## TASK DATA
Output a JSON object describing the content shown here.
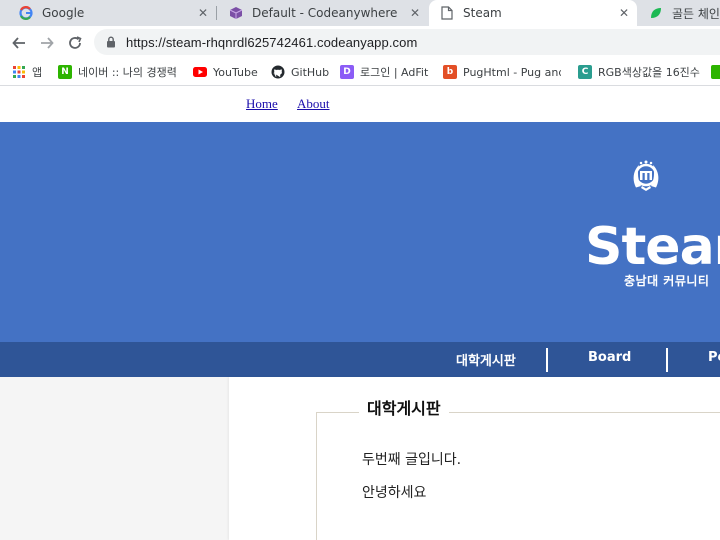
{
  "browser": {
    "tabs": [
      {
        "title": "Google",
        "favicon": "google-icon"
      },
      {
        "title": "Default - Codeanywhere",
        "favicon": "codeanywhere-cube-icon"
      },
      {
        "title": "Steam",
        "favicon": "document-icon",
        "active": true
      },
      {
        "title": "골든 체인지",
        "favicon": "green-leaf-icon"
      }
    ],
    "close_glyph": "✕",
    "url": "https://steam-rhqnrdl625742461.codeanyapp.com",
    "bookmarks": [
      {
        "label": "앱",
        "icon": "apps-grid-icon"
      },
      {
        "label": "네이버 :: 나의 경쟁력",
        "icon": "naver-icon",
        "icon_text": "N",
        "color": "#2db400"
      },
      {
        "label": "YouTube",
        "icon": "youtube-icon",
        "color": "#ff0000"
      },
      {
        "label": "GitHub",
        "icon": "github-icon",
        "color": "#24292e"
      },
      {
        "label": "로그인 | AdFit",
        "icon": "adfit-icon",
        "icon_text": "D",
        "color": "#8b5cf6"
      },
      {
        "label": "PugHtml - Pug and",
        "icon": "pughtml-icon",
        "icon_text": "b",
        "color": "#e34f26"
      },
      {
        "label": "RGB색상값을 16진수",
        "icon": "rgb-converter-icon",
        "icon_text": "C",
        "color": "#2a9d8f"
      }
    ]
  },
  "site": {
    "top_nav": [
      {
        "label": "Home"
      },
      {
        "label": "About"
      }
    ],
    "logo": {
      "title": "Steam",
      "subtitle": "충남대 커뮤니티",
      "emblem_text": "m"
    },
    "menu": [
      {
        "label": "대학게시판"
      },
      {
        "label": "Board"
      },
      {
        "label": "Po"
      }
    ],
    "board": {
      "legend": "대학게시판",
      "lines": [
        "두번째 글입니다.",
        "안녕하세요"
      ]
    },
    "colors": {
      "banner": "#4472c4",
      "menubar": "#2f5597"
    }
  }
}
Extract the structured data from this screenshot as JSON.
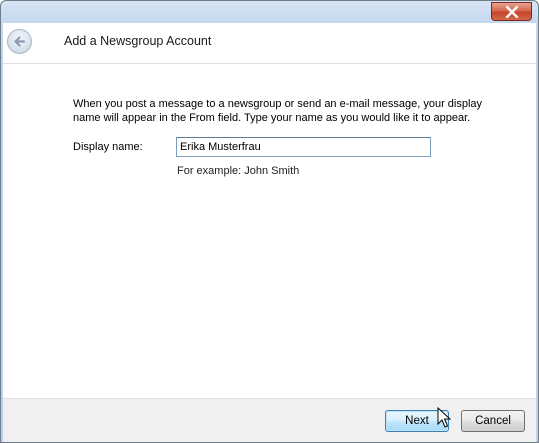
{
  "window": {
    "title": "Add a Newsgroup Account"
  },
  "icons": {
    "close": "close-icon",
    "back": "back-arrow-icon",
    "cursor": "mouse-pointer-icon"
  },
  "content": {
    "intro_line1": "When you post a message to a newsgroup or send an e-mail message, your display",
    "intro_line2": "name will appear in the From field.  Type your name as you would like it to appear.",
    "display_name_label": "Display name:",
    "display_name_value": "Erika Musterfrau",
    "example_text": "For example: John Smith"
  },
  "footer": {
    "next_label": "Next",
    "cancel_label": "Cancel"
  }
}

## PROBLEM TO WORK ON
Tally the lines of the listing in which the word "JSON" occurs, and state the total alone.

## SOLUTION
2